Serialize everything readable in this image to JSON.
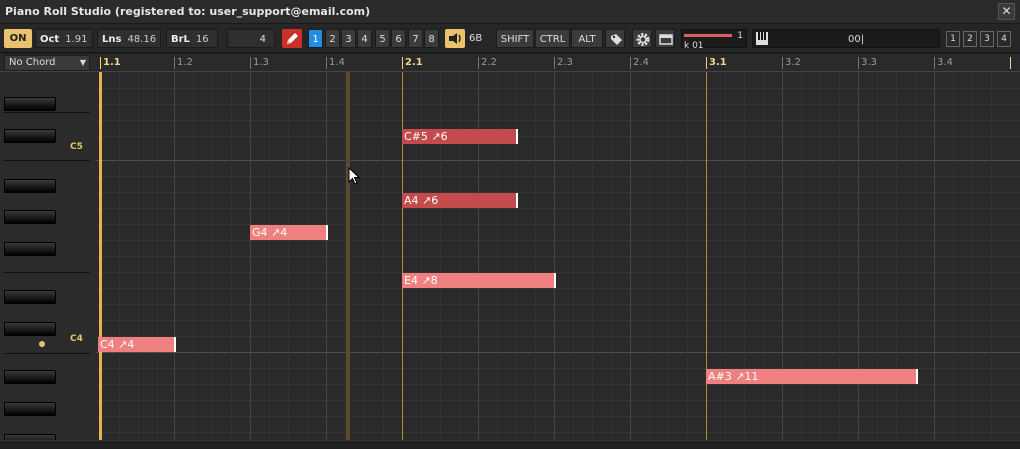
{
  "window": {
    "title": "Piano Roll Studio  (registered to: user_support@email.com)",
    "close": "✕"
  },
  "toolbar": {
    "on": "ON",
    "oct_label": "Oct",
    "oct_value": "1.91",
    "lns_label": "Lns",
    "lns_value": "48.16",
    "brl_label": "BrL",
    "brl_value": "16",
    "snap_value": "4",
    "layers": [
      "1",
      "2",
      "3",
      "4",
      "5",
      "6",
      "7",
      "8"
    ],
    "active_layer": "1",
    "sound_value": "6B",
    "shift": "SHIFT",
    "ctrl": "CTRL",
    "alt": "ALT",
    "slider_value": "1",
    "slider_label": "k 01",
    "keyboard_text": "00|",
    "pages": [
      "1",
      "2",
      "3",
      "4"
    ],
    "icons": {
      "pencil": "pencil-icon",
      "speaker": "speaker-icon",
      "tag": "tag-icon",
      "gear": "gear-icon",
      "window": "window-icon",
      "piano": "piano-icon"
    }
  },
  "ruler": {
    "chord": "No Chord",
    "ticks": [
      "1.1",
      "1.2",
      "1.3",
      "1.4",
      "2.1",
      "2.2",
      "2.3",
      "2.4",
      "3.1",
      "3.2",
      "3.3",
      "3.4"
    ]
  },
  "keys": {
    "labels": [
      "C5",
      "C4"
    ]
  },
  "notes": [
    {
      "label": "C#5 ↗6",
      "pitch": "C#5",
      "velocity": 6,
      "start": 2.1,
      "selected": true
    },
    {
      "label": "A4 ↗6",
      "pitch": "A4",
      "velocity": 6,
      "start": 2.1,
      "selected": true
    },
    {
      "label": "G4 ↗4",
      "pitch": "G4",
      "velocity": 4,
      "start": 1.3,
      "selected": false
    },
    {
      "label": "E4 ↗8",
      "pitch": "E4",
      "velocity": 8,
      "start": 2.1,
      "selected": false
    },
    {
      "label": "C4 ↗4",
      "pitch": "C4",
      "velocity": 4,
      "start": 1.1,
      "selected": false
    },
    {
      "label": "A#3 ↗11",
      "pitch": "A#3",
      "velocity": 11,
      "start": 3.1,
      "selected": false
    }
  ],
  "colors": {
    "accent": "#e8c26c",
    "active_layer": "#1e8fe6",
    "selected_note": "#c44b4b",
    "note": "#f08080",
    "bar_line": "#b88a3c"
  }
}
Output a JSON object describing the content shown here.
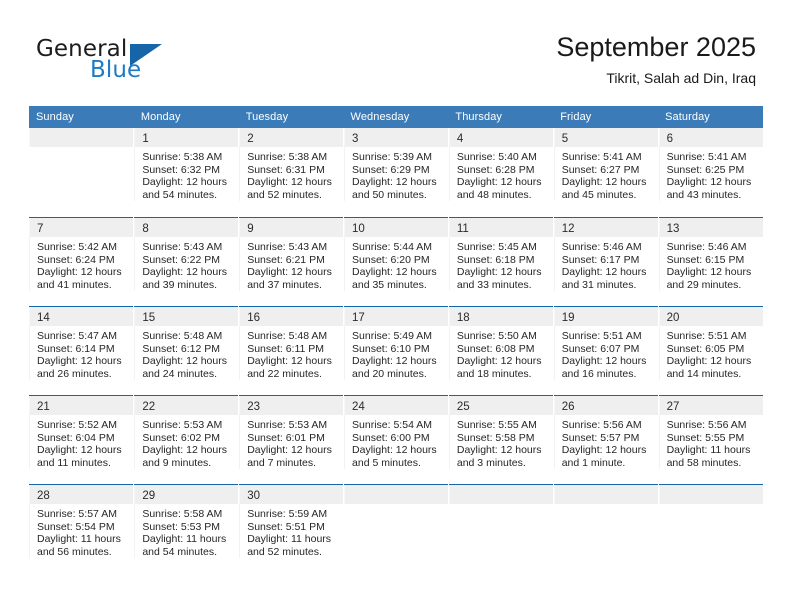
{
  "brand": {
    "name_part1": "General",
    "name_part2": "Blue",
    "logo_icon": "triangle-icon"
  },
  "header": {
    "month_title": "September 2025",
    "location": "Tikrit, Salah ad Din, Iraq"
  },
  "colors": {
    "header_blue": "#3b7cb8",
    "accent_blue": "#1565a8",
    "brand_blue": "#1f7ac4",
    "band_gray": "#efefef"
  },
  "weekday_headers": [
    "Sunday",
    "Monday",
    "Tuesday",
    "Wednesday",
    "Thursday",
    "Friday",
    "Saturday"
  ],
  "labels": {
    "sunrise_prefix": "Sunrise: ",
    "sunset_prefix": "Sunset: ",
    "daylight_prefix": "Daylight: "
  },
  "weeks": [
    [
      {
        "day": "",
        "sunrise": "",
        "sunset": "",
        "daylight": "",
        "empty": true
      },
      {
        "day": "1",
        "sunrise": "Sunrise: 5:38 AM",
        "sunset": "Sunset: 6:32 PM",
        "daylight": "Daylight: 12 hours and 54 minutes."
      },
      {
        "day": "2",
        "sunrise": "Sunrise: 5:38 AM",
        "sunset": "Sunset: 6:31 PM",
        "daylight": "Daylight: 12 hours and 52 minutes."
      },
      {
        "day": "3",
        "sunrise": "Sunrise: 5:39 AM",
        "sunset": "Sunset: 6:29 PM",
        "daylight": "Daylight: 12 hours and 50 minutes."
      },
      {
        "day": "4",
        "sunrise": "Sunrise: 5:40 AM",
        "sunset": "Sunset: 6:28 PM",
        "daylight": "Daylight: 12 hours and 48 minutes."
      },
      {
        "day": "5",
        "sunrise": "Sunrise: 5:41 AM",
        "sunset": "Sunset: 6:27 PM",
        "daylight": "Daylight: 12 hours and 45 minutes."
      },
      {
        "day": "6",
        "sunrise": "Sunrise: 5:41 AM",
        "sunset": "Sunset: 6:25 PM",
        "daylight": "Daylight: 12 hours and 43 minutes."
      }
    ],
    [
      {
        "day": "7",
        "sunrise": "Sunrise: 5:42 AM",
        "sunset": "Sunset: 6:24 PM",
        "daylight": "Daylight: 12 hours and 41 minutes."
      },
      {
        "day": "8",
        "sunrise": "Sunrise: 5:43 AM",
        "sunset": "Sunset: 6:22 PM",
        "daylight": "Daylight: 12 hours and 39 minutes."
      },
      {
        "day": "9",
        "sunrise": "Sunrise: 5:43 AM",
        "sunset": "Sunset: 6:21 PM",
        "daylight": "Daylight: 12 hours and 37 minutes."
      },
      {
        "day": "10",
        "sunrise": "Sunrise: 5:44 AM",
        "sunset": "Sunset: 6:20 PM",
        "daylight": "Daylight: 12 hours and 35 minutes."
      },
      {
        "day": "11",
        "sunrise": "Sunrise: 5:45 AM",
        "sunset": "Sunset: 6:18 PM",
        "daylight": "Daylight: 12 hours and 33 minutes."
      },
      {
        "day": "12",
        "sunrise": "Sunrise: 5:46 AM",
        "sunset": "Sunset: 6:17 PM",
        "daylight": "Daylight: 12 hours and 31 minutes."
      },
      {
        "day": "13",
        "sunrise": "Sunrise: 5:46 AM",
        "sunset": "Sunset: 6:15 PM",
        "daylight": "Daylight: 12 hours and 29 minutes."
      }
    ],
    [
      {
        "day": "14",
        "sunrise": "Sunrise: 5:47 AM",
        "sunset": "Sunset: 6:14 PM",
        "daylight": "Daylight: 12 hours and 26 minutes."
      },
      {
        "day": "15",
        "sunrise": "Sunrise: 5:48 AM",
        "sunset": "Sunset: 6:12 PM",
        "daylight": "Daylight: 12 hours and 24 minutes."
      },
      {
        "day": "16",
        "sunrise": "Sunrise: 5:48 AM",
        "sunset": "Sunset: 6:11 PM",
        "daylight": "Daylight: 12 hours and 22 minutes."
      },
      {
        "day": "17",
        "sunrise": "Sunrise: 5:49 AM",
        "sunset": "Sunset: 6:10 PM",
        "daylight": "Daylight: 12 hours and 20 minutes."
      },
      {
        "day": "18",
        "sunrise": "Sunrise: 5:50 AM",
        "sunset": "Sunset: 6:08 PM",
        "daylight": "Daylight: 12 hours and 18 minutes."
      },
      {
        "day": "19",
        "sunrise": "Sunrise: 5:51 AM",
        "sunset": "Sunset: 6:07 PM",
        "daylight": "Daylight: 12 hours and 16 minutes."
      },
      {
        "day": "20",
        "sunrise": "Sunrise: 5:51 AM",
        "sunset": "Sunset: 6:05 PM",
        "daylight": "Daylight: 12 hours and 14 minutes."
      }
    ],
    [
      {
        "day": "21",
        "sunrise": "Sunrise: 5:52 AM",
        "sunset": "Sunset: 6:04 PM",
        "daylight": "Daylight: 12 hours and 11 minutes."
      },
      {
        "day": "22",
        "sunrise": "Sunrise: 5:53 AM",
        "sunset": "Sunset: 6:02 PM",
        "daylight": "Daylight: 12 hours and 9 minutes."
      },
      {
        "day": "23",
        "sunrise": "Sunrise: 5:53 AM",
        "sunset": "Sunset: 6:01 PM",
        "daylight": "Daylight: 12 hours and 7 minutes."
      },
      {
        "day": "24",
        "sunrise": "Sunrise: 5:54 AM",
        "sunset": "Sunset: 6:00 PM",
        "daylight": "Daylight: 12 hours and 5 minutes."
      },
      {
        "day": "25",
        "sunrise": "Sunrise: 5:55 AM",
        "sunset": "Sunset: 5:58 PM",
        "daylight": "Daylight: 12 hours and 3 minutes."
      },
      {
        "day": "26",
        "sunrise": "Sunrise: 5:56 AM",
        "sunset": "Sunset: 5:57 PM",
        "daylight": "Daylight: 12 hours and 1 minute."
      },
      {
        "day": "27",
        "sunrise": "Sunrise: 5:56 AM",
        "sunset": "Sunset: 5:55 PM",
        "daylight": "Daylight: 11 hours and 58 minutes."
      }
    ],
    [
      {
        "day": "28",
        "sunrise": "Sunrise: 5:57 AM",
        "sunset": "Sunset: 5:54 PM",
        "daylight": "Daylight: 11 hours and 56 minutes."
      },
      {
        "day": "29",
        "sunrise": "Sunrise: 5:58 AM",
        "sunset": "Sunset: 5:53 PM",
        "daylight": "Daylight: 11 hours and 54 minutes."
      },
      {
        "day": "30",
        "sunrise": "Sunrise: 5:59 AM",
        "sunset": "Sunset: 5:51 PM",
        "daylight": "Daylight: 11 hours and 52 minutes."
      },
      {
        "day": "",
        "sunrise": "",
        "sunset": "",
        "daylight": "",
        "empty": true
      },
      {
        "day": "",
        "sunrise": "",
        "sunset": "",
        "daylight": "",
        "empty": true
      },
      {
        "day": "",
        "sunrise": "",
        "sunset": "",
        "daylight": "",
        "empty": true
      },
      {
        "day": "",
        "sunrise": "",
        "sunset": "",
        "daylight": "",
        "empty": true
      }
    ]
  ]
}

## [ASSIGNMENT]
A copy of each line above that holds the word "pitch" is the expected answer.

## [SOLUTION BELOW]
      "pitch": "C#5",
      "pitch": "A4",
      "pitch": "G4",
      "pitch": "E4",
      "pitch": "C4",
      "pitch": "A#3",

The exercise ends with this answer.